● Problem to work on:
Restate only the tail of the data below, starting at the line that contains "Transcribe this image's" and including the last line, word for word.

(Stored items)
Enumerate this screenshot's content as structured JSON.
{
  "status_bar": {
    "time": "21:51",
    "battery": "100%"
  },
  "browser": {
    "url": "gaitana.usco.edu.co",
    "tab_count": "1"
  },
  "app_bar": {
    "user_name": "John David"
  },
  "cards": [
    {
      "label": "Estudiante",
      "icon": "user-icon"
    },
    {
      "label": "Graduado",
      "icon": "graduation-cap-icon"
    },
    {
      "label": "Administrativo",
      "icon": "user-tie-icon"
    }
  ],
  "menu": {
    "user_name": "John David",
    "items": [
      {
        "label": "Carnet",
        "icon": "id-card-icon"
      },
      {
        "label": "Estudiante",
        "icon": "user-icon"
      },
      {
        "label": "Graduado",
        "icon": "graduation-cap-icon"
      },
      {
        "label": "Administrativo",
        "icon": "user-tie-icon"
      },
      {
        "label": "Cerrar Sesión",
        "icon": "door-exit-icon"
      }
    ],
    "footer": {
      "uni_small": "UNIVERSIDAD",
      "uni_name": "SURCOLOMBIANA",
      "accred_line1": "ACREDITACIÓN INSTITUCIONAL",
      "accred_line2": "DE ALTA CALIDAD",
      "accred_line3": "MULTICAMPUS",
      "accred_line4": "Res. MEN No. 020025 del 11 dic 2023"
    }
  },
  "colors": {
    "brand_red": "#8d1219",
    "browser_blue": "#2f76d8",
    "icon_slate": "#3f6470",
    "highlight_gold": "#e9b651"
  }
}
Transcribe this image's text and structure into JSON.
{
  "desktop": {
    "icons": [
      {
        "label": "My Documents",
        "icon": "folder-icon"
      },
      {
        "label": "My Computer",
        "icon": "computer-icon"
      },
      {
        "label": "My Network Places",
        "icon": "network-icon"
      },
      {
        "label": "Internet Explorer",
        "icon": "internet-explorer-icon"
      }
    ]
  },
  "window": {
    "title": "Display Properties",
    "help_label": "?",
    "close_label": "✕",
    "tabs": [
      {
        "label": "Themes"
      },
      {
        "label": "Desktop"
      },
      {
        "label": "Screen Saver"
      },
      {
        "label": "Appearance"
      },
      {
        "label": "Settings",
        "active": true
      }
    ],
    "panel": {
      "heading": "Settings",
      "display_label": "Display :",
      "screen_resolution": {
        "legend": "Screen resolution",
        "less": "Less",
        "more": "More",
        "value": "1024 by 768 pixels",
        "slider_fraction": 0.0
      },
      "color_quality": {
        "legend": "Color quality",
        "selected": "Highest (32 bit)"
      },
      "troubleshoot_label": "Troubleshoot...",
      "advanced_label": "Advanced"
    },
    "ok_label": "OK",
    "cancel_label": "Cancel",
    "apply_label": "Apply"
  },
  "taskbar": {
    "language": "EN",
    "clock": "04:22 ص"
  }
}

● Response area:
Transcribe this image's text and structure into JSON.
{
  "desktop": {
    "icons": [
      {
        "label": "My Documents",
        "icon": "folder-icon"
      },
      {
        "label": "My Computer",
        "icon": "computer-icon"
      },
      {
        "label": "My Network Places",
        "icon": "network-icon"
      },
      {
        "label": "Internet Explorer",
        "icon": "internet-explorer-icon"
      }
    ]
  },
  "window": {
    "title": "Display Properties",
    "help_label": "?",
    "close_label": "✕",
    "tabs": [
      {
        "label": "Themes"
      },
      {
        "label": "Desktop"
      },
      {
        "label": "Screen Saver"
      },
      {
        "label": "Appearance"
      },
      {
        "label": "Settings",
        "active": true
      }
    ],
    "panel": {
      "heading": "Settings",
      "display_label": "Display :",
      "screen_resolution": {
        "legend": "Screen resolution",
        "less": "Less",
        "more": "More",
        "value": "1024 by 768 pixels",
        "slider_fraction": 0.0
      },
      "color_quality": {
        "legend": "Color quality",
        "selected": "Highest (32 bit)"
      },
      "troubleshoot_label": "Troubleshoot...",
      "advanced_label": "Advanced"
    },
    "ok_label": "OK",
    "cancel_label": "Cancel",
    "apply_label": "Apply"
  },
  "taskbar": {
    "language": "EN",
    "clock": "04:22 ص"
  }
}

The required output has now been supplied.